These events occurred over one year ago, but Alam is still fighting for his entitled pay. Though A was able to bring his case to the Riyadh labour office, his employer has repeatedly delayed the case by failing to attend court hearings. The prolonged inquest has incurred more costs for Alam, who, prevented from working, has been forced to borrow money and rely on friends’ donations. Unfortunately, this is a cycle that traps many migrants; migrants are required to remain residents in the country in order to pursue labour claims for the chance at remuneration. However, court-related costs are often too prohibitive, even for the few migrants who are able to obtain employment in the meantime. With little guarantee of a just outcome, migrants often cannot rationalize investments in translating services, legal fees, and other bureaucratic expenses,  not to mention the loss of their valuable time Consequently, many migrants “choose” to return home without their rightful compensation. Most origin states are unwilling to intervene in ‘employer-employee disputes,’ though some migrant-run associations have established funds to support migrants in these circumstances.

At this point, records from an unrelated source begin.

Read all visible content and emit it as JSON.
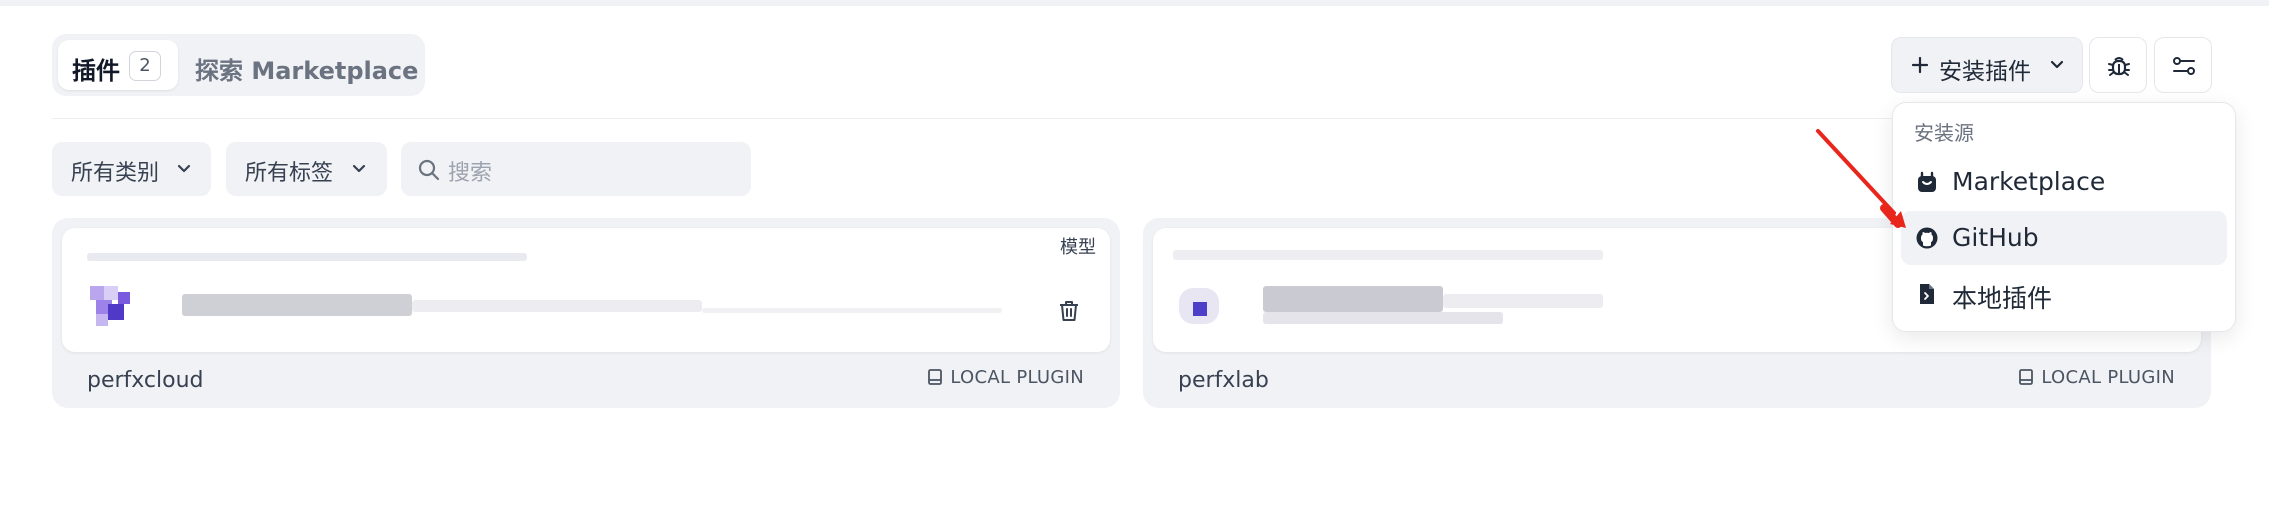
{
  "tabs": {
    "plugins_label": "插件",
    "plugins_count": "2",
    "marketplace_label": "探索 Marketplace"
  },
  "filters": {
    "category_label": "所有类别",
    "tags_label": "所有标签",
    "search_placeholder": "搜索"
  },
  "toolbar": {
    "install_label": "安装插件",
    "debug_icon": "bug-icon",
    "settings_icon": "sliders-icon"
  },
  "install_menu": {
    "title": "安装源",
    "items": [
      {
        "label": "Marketplace",
        "icon": "marketplace-icon"
      },
      {
        "label": "GitHub",
        "icon": "github-icon"
      },
      {
        "label": "本地插件",
        "icon": "local-file-icon"
      }
    ]
  },
  "plugins": [
    {
      "category": "模型",
      "owner": "perfxcloud",
      "source_tag": "LOCAL PLUGIN"
    },
    {
      "category": "",
      "owner": "perfxlab",
      "source_tag": "LOCAL PLUGIN"
    }
  ],
  "colors": {
    "annotation_arrow": "#e8261c",
    "plugin_icon_purple": "#6b47d8"
  }
}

Alam’s most recent difficulties furthermore reflect the problematic implementation of the 2013 amnesty, which allowed some improperly documented workers to correct their status without penalty. Alam, along with many others, was unable to transfer his sponsorship because the cost was again too prohibitive. Two companies willing to hire A still required that he cover 50% of the transfer costs - around SR10,000-12,000 ($2,660-3200 USD). Given his unemployment status and his court fees, he could not afford these costs. Unable to legalize his status, Alam was arrested on January 6th , even though he showed police documentation of his labour court date  set for January 29th. Alam was released four days later only at the advisory of the labor office, and only after paying a SR1000 ($270 USD) fine.

In sum, Alam’s troubles reflect just a subset of the many vulnerabilities migrants face under the sponsorship system. The wildly disproportionate power relations between employers and employees render it difficult for migrants to contest working conditions without ramifications.  Equally skewed legal systems and apathetic bureaucracies leave many migrants with few options and even less hope for fair resolution.

If you are interested in providing financial or legal support to Alam, please contact us at [email protected]